* Exercise requirements *
Scan the listing below and copy each line holding the word "JSON".

* Source data *

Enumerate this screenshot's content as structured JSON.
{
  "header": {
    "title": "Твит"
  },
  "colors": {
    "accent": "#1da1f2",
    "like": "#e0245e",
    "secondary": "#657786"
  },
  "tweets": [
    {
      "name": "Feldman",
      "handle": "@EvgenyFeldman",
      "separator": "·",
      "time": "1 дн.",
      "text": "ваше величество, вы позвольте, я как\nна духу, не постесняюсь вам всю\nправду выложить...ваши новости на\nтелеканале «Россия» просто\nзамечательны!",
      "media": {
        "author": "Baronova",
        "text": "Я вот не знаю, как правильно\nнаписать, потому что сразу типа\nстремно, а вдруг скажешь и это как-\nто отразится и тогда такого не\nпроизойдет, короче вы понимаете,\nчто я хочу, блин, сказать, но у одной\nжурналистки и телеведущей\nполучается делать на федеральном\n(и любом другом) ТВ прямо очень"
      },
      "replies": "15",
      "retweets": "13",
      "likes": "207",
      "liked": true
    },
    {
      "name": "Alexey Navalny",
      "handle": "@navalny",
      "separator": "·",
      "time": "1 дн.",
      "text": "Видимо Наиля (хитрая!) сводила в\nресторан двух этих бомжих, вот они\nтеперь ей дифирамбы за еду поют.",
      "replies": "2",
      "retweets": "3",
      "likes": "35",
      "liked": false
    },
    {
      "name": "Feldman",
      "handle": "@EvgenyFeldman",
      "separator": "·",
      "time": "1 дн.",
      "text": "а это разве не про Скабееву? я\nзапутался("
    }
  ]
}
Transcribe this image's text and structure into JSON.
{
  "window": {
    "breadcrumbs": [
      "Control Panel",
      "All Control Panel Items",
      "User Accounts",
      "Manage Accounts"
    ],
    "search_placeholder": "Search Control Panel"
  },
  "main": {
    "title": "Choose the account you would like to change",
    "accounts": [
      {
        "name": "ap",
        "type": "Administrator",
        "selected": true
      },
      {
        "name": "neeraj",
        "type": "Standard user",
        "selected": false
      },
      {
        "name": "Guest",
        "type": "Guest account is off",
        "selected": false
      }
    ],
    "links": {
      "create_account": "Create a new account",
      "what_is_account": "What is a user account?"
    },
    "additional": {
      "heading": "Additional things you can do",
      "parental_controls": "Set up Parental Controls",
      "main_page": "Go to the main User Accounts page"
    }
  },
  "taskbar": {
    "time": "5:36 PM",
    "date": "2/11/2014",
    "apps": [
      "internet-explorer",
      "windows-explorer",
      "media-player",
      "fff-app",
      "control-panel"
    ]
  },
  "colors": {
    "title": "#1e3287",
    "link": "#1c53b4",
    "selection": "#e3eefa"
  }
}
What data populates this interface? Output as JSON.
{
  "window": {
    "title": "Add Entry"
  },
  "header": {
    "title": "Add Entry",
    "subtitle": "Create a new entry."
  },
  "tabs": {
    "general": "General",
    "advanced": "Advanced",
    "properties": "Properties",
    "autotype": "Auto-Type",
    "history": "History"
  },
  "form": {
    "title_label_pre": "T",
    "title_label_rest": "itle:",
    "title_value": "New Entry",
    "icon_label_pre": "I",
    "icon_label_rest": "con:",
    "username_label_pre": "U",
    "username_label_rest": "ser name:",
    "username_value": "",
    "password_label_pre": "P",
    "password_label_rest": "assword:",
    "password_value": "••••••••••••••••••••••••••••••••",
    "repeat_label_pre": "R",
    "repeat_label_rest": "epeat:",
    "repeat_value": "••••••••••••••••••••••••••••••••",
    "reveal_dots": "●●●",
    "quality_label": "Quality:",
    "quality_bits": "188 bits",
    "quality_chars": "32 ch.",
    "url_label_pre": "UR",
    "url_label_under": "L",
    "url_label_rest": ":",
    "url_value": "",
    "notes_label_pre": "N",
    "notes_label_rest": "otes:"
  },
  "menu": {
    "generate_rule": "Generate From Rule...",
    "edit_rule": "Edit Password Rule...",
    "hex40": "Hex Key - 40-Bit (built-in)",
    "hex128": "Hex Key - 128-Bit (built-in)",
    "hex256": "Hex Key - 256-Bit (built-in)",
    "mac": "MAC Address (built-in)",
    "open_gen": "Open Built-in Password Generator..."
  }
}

* Exercise response *
Enumerate this screenshot's content as structured JSON.
Transcribe this image's text and structure into JSON.
What data populates this interface? Output as JSON.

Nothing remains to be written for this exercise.